Exercise:
Across the entries below, count the lines that contain the word "this" and reply with that number only.

Input:

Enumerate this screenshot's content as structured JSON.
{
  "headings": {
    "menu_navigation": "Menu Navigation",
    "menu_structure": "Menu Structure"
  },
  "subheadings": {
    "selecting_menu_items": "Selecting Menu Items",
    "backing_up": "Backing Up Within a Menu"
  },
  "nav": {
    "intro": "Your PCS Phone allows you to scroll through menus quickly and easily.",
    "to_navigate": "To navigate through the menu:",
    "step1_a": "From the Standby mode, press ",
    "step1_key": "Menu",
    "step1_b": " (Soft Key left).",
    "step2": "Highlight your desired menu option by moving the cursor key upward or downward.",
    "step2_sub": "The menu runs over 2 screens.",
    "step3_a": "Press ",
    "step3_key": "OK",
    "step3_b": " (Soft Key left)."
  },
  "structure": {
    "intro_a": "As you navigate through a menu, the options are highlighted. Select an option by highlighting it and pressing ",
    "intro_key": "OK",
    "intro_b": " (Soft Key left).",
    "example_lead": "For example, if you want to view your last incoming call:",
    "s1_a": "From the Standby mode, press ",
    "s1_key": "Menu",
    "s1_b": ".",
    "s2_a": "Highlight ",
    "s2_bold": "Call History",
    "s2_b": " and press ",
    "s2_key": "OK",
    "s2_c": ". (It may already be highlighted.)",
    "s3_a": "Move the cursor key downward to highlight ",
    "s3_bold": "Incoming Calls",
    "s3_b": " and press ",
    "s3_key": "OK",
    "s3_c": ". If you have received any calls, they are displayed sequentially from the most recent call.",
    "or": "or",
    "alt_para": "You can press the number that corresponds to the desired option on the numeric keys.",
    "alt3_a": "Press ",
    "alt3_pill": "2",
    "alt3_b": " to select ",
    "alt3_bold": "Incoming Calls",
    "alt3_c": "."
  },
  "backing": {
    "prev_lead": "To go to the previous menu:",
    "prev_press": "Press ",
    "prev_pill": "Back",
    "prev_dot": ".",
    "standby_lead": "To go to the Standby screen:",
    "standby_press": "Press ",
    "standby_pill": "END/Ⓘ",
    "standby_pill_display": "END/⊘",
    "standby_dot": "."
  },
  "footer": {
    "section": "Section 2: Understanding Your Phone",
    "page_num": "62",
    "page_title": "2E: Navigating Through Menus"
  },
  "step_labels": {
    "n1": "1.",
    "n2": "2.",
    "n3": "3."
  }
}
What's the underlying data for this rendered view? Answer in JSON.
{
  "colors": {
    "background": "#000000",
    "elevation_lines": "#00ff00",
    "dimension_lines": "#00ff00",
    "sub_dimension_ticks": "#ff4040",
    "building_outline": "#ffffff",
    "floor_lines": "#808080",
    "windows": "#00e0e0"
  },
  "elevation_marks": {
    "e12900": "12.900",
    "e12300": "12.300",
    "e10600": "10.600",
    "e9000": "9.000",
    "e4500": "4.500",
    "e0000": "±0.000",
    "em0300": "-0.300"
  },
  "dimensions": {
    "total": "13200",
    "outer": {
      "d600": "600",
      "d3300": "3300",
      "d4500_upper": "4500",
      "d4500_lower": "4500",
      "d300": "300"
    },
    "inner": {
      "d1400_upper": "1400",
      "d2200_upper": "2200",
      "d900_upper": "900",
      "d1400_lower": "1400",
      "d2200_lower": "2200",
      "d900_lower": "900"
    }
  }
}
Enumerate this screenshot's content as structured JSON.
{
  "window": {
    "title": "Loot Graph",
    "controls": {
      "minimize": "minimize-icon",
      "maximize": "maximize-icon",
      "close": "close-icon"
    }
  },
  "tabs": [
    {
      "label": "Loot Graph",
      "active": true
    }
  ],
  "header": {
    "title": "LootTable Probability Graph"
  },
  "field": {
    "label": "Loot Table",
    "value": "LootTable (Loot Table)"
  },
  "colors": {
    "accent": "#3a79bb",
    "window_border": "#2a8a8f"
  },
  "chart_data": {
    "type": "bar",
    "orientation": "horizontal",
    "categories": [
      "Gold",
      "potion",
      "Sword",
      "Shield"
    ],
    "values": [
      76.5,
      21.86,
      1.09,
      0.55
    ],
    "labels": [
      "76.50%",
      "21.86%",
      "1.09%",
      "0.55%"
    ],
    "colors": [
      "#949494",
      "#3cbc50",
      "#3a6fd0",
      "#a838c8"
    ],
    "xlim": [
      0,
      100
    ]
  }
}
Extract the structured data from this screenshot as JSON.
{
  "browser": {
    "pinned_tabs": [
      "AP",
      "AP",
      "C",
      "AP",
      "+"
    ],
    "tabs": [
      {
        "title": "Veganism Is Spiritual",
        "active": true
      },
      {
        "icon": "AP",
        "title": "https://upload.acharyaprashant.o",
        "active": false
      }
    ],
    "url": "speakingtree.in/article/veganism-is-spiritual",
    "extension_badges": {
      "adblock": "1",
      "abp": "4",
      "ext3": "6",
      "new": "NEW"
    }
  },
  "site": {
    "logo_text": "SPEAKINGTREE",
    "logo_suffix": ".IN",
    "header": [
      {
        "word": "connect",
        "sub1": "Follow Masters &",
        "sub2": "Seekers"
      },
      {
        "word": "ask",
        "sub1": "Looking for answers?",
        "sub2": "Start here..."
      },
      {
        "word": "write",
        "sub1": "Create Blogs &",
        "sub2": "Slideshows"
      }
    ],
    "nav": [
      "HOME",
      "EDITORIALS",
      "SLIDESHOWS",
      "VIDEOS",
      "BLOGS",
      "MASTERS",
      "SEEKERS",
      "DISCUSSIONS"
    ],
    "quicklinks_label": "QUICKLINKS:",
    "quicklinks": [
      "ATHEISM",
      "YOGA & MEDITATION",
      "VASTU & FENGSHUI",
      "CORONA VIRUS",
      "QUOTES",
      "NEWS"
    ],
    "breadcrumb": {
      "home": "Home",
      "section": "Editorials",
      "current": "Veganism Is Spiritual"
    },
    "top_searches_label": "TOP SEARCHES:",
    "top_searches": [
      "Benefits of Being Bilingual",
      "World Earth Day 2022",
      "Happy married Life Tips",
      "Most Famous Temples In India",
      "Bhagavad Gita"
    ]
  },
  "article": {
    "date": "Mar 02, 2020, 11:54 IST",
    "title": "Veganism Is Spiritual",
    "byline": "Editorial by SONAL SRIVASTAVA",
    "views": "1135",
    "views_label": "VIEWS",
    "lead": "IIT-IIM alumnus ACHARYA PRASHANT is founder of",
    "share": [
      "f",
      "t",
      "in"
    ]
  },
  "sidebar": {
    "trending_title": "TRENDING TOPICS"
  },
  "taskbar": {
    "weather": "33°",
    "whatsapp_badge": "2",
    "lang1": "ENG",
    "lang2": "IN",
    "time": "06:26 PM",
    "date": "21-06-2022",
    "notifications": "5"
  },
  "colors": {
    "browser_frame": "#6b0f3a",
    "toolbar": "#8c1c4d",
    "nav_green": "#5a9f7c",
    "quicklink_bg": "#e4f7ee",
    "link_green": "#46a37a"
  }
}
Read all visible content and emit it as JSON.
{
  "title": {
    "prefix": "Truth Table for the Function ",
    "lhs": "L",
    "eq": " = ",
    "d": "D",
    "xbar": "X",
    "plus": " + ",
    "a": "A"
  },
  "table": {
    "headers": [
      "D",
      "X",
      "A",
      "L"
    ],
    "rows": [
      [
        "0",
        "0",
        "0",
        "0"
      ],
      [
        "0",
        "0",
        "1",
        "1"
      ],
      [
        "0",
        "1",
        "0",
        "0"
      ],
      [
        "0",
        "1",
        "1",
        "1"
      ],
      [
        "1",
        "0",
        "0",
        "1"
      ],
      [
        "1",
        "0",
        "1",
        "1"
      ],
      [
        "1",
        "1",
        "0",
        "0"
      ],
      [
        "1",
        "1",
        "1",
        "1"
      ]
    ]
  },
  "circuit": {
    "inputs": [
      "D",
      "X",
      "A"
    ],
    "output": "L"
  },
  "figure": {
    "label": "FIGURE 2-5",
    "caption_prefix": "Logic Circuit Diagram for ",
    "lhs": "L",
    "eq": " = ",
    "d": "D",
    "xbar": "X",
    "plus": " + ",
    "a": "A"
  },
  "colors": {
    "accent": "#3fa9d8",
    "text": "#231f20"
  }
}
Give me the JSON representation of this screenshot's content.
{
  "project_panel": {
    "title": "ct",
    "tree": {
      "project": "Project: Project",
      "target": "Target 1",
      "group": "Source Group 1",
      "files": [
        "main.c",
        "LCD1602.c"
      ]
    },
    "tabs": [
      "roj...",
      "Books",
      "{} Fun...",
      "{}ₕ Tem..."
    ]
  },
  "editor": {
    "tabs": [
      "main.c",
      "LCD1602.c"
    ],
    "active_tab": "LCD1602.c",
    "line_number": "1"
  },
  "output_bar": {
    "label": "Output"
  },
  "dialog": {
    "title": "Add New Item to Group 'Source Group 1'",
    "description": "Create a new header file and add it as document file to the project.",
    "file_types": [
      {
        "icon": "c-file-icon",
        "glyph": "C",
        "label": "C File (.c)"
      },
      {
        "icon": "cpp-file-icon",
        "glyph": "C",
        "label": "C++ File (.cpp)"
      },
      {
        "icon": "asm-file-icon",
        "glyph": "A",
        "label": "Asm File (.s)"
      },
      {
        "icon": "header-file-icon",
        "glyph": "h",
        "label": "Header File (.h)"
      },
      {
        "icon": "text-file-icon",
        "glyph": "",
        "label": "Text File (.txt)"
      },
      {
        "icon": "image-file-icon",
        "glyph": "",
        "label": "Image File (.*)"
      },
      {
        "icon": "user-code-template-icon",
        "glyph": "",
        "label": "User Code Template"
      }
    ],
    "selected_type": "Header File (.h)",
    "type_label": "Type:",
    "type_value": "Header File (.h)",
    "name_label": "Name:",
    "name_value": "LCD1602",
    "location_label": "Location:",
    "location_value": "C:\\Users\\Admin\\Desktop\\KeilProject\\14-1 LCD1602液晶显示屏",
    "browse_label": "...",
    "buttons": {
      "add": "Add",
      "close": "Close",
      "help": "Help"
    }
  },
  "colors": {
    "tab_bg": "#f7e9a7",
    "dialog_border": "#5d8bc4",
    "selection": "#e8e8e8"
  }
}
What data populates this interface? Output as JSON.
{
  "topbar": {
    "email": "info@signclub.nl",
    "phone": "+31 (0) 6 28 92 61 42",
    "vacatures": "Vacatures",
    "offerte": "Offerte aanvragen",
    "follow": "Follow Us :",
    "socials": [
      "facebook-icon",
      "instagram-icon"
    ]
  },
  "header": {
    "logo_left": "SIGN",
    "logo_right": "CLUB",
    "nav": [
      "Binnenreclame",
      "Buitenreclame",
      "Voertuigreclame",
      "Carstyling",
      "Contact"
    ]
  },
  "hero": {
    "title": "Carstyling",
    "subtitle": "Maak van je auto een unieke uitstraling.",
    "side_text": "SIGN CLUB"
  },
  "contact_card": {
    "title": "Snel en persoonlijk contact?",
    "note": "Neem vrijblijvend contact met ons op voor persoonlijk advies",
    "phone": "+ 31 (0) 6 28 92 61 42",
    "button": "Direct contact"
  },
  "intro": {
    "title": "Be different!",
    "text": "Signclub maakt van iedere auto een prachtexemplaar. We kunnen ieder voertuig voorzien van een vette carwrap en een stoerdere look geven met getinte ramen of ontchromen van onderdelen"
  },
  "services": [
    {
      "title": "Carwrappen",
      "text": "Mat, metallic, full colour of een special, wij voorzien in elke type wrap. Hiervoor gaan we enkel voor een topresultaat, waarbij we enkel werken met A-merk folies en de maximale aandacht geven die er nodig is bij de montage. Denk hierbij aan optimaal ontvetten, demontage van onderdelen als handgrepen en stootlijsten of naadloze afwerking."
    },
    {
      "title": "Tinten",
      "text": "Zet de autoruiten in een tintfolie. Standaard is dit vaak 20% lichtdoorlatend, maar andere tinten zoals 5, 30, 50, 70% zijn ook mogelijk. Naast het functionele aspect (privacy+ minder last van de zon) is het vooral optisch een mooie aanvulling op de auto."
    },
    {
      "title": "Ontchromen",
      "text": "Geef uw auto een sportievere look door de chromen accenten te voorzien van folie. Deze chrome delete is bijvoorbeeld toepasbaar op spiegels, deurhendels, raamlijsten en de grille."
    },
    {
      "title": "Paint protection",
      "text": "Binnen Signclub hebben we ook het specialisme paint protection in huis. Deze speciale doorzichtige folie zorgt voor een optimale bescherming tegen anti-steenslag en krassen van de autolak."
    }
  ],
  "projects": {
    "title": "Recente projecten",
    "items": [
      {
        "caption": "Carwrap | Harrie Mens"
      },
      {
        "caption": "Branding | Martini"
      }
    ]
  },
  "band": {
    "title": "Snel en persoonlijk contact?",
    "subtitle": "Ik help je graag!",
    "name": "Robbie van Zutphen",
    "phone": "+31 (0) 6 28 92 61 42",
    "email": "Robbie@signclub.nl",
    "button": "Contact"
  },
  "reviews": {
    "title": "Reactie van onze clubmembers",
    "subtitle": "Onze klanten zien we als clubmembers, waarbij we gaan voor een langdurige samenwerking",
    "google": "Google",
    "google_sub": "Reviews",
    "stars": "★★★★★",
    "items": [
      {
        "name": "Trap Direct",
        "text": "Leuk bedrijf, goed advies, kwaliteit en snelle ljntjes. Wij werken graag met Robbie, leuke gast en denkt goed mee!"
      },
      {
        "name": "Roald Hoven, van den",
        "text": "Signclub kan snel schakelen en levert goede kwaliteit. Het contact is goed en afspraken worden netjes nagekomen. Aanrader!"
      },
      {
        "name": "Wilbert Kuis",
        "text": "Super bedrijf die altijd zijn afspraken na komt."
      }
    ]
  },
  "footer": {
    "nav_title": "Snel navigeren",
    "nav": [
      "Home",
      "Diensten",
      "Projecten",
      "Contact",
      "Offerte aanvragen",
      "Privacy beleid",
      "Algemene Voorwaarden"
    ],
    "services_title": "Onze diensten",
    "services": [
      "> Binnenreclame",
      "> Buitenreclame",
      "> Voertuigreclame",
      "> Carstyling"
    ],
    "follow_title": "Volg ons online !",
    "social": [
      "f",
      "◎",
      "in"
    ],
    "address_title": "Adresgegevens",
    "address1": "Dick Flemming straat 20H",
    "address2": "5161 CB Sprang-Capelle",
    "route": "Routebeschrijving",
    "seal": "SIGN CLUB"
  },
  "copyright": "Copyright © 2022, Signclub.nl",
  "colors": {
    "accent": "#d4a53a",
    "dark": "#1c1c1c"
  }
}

Written answer:
6